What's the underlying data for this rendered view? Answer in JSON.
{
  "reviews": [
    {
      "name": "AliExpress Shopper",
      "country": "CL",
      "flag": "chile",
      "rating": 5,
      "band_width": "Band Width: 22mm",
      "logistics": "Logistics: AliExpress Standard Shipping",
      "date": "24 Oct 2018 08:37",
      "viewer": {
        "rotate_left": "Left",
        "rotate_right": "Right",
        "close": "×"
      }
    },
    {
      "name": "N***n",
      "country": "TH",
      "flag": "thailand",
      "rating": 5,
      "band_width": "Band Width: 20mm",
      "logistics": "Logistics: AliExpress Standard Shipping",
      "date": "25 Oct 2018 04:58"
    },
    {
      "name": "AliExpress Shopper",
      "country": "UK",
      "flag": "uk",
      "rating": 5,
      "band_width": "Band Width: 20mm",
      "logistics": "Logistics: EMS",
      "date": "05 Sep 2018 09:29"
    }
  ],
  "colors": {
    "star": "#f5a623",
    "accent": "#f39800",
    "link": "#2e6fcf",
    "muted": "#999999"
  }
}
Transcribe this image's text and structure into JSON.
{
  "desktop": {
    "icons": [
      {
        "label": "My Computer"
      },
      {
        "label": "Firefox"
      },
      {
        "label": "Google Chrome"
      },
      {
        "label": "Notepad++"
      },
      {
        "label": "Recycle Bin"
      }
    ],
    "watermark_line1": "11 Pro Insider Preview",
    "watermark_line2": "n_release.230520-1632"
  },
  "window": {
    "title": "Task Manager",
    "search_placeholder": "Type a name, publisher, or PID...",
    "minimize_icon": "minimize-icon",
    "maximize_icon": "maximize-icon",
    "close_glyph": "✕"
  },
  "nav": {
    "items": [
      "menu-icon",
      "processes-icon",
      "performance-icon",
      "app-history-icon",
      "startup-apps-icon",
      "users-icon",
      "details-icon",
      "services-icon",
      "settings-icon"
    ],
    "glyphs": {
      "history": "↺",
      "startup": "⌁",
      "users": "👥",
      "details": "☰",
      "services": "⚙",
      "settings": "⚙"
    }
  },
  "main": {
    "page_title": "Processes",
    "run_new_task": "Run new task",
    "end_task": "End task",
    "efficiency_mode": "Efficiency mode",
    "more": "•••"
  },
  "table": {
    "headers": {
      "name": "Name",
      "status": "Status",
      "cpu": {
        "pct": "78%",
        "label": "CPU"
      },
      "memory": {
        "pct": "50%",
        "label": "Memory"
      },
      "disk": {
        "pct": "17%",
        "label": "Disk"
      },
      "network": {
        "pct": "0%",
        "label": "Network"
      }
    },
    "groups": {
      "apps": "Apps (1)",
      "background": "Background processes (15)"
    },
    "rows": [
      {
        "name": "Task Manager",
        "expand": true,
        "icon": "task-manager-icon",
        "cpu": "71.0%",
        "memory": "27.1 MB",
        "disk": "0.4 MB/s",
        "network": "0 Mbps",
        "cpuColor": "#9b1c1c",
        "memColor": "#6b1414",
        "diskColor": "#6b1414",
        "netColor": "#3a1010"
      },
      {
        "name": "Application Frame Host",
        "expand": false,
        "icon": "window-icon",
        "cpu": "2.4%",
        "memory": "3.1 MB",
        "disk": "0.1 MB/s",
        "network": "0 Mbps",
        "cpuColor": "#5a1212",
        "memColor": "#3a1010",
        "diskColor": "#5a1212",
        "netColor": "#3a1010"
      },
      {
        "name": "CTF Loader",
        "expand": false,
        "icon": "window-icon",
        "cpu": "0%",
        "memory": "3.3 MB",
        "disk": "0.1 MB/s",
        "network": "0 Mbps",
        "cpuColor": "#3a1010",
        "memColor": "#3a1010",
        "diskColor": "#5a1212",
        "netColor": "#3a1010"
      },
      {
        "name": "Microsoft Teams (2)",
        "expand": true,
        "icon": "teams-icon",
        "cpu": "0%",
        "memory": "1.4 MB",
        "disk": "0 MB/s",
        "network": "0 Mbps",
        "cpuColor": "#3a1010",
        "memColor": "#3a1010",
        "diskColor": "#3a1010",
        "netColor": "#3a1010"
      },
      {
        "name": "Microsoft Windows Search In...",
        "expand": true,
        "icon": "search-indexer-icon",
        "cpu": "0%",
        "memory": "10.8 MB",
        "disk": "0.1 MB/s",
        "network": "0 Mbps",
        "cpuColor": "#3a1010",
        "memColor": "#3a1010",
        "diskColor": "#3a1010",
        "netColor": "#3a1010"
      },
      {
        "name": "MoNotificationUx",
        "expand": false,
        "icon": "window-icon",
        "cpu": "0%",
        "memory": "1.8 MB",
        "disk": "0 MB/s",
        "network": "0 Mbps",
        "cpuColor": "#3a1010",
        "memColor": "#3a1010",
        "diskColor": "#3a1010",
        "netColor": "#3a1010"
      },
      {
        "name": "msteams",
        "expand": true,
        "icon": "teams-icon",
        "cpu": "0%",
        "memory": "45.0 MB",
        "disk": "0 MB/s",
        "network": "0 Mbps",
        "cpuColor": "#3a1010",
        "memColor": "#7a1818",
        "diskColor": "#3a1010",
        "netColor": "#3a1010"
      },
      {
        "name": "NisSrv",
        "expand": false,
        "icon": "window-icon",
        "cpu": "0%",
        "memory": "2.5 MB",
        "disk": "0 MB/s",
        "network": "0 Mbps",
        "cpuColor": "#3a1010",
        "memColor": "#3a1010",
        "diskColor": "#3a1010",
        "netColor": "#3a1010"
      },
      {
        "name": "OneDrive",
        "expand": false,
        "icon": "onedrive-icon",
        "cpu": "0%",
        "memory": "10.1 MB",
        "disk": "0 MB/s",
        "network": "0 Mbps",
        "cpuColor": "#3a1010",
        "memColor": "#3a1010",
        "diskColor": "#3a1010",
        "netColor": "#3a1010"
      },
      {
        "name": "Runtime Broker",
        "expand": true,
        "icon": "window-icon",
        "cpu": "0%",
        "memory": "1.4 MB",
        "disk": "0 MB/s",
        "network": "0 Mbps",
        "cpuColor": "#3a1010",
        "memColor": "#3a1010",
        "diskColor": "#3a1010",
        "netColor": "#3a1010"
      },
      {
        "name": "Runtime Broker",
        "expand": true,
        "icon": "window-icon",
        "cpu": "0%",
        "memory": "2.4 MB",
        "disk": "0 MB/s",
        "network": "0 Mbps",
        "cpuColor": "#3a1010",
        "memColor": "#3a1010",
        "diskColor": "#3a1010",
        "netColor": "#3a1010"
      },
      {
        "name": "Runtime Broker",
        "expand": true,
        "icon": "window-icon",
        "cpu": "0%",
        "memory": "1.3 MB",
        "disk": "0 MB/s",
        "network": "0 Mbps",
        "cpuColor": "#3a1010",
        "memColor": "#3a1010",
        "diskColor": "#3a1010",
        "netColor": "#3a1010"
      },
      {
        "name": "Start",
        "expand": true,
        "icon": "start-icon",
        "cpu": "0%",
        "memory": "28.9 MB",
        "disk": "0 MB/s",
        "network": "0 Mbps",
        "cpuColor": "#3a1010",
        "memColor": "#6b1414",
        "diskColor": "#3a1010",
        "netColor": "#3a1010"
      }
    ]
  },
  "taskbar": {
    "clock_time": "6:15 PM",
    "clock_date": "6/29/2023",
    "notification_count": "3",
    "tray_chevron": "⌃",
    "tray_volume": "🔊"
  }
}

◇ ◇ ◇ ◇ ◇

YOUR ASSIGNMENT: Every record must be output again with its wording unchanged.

ANSWER:
What's the underlying data for this rendered view? Answer in JSON.
{
  "reviews": [
    {
      "name": "AliExpress Shopper",
      "country": "CL",
      "flag": "chile",
      "rating": 5,
      "band_width": "Band Width: 22mm",
      "logistics": "Logistics: AliExpress Standard Shipping",
      "date": "24 Oct 2018 08:37",
      "viewer": {
        "rotate_left": "Left",
        "rotate_right": "Right",
        "close": "×"
      }
    },
    {
      "name": "N***n",
      "country": "TH",
      "flag": "thailand",
      "rating": 5,
      "band_width": "Band Width: 20mm",
      "logistics": "Logistics: AliExpress Standard Shipping",
      "date": "25 Oct 2018 04:58"
    },
    {
      "name": "AliExpress Shopper",
      "country": "UK",
      "flag": "uk",
      "rating": 5,
      "band_width": "Band Width: 20mm",
      "logistics": "Logistics: EMS",
      "date": "05 Sep 2018 09:29"
    }
  ],
  "colors": {
    "star": "#f5a623",
    "accent": "#f39800",
    "link": "#2e6fcf",
    "muted": "#999999"
  }
}
Transcribe this image's text and structure into JSON.
{
  "desktop": {
    "icons": [
      {
        "label": "My Computer"
      },
      {
        "label": "Firefox"
      },
      {
        "label": "Google Chrome"
      },
      {
        "label": "Notepad++"
      },
      {
        "label": "Recycle Bin"
      }
    ],
    "watermark_line1": "11 Pro Insider Preview",
    "watermark_line2": "n_release.230520-1632"
  },
  "window": {
    "title": "Task Manager",
    "search_placeholder": "Type a name, publisher, or PID...",
    "minimize_icon": "minimize-icon",
    "maximize_icon": "maximize-icon",
    "close_glyph": "✕"
  },
  "nav": {
    "items": [
      "menu-icon",
      "processes-icon",
      "performance-icon",
      "app-history-icon",
      "startup-apps-icon",
      "users-icon",
      "details-icon",
      "services-icon",
      "settings-icon"
    ],
    "glyphs": {
      "history": "↺",
      "startup": "⌁",
      "users": "👥",
      "details": "☰",
      "services": "⚙",
      "settings": "⚙"
    }
  },
  "main": {
    "page_title": "Processes",
    "run_new_task": "Run new task",
    "end_task": "End task",
    "efficiency_mode": "Efficiency mode",
    "more": "•••"
  },
  "table": {
    "headers": {
      "name": "Name",
      "status": "Status",
      "cpu": {
        "pct": "78%",
        "label": "CPU"
      },
      "memory": {
        "pct": "50%",
        "label": "Memory"
      },
      "disk": {
        "pct": "17%",
        "label": "Disk"
      },
      "network": {
        "pct": "0%",
        "label": "Network"
      }
    },
    "groups": {
      "apps": "Apps (1)",
      "background": "Background processes (15)"
    },
    "rows": [
      {
        "name": "Task Manager",
        "expand": true,
        "icon": "task-manager-icon",
        "cpu": "71.0%",
        "memory": "27.1 MB",
        "disk": "0.4 MB/s",
        "network": "0 Mbps",
        "cpuColor": "#9b1c1c",
        "memColor": "#6b1414",
        "diskColor": "#6b1414",
        "netColor": "#3a1010"
      },
      {
        "name": "Application Frame Host",
        "expand": false,
        "icon": "window-icon",
        "cpu": "2.4%",
        "memory": "3.1 MB",
        "disk": "0.1 MB/s",
        "network": "0 Mbps",
        "cpuColor": "#5a1212",
        "memColor": "#3a1010",
        "diskColor": "#5a1212",
        "netColor": "#3a1010"
      },
      {
        "name": "CTF Loader",
        "expand": false,
        "icon": "window-icon",
        "cpu": "0%",
        "memory": "3.3 MB",
        "disk": "0.1 MB/s",
        "network": "0 Mbps",
        "cpuColor": "#3a1010",
        "memColor": "#3a1010",
        "diskColor": "#5a1212",
        "netColor": "#3a1010"
      },
      {
        "name": "Microsoft Teams (2)",
        "expand": true,
        "icon": "teams-icon",
        "cpu": "0%",
        "memory": "1.4 MB",
        "disk": "0 MB/s",
        "network": "0 Mbps",
        "cpuColor": "#3a1010",
        "memColor": "#3a1010",
        "diskColor": "#3a1010",
        "netColor": "#3a1010"
      },
      {
        "name": "Microsoft Windows Search In...",
        "expand": true,
        "icon": "search-indexer-icon",
        "cpu": "0%",
        "memory": "10.8 MB",
        "disk": "0.1 MB/s",
        "network": "0 Mbps",
        "cpuColor": "#3a1010",
        "memColor": "#3a1010",
        "diskColor": "#3a1010",
        "netColor": "#3a1010"
      },
      {
        "name": "MoNotificationUx",
        "expand": false,
        "icon": "window-icon",
        "cpu": "0%",
        "memory": "1.8 MB",
        "disk": "0 MB/s",
        "network": "0 Mbps",
        "cpuColor": "#3a1010",
        "memColor": "#3a1010",
        "diskColor": "#3a1010",
        "netColor": "#3a1010"
      },
      {
        "name": "msteams",
        "expand": true,
        "icon": "teams-icon",
        "cpu": "0%",
        "memory": "45.0 MB",
        "disk": "0 MB/s",
        "network": "0 Mbps",
        "cpuColor": "#3a1010",
        "memColor": "#7a1818",
        "diskColor": "#3a1010",
        "netColor": "#3a1010"
      },
      {
        "name": "NisSrv",
        "expand": false,
        "icon": "window-icon",
        "cpu": "0%",
        "memory": "2.5 MB",
        "disk": "0 MB/s",
        "network": "0 Mbps",
        "cpuColor": "#3a1010",
        "memColor": "#3a1010",
        "diskColor": "#3a1010",
        "netColor": "#3a1010"
      },
      {
        "name": "OneDrive",
        "expand": false,
        "icon": "onedrive-icon",
        "cpu": "0%",
        "memory": "10.1 MB",
        "disk": "0 MB/s",
        "network": "0 Mbps",
        "cpuColor": "#3a1010",
        "memColor": "#3a1010",
        "diskColor": "#3a1010",
        "netColor": "#3a1010"
      },
      {
        "name": "Runtime Broker",
        "expand": true,
        "icon": "window-icon",
        "cpu": "0%",
        "memory": "1.4 MB",
        "disk": "0 MB/s",
        "network": "0 Mbps",
        "cpuColor": "#3a1010",
        "memColor": "#3a1010",
        "diskColor": "#3a1010",
        "netColor": "#3a1010"
      },
      {
        "name": "Runtime Broker",
        "expand": true,
        "icon": "window-icon",
        "cpu": "0%",
        "memory": "2.4 MB",
        "disk": "0 MB/s",
        "network": "0 Mbps",
        "cpuColor": "#3a1010",
        "memColor": "#3a1010",
        "diskColor": "#3a1010",
        "netColor": "#3a1010"
      },
      {
        "name": "Runtime Broker",
        "expand": true,
        "icon": "window-icon",
        "cpu": "0%",
        "memory": "1.3 MB",
        "disk": "0 MB/s",
        "network": "0 Mbps",
        "cpuColor": "#3a1010",
        "memColor": "#3a1010",
        "diskColor": "#3a1010",
        "netColor": "#3a1010"
      },
      {
        "name": "Start",
        "expand": true,
        "icon": "start-icon",
        "cpu": "0%",
        "memory": "28.9 MB",
        "disk": "0 MB/s",
        "network": "0 Mbps",
        "cpuColor": "#3a1010",
        "memColor": "#6b1414",
        "diskColor": "#3a1010",
        "netColor": "#3a1010"
      }
    ]
  },
  "taskbar": {
    "clock_time": "6:15 PM",
    "clock_date": "6/29/2023",
    "notification_count": "3",
    "tray_chevron": "⌃",
    "tray_volume": "🔊"
  }
}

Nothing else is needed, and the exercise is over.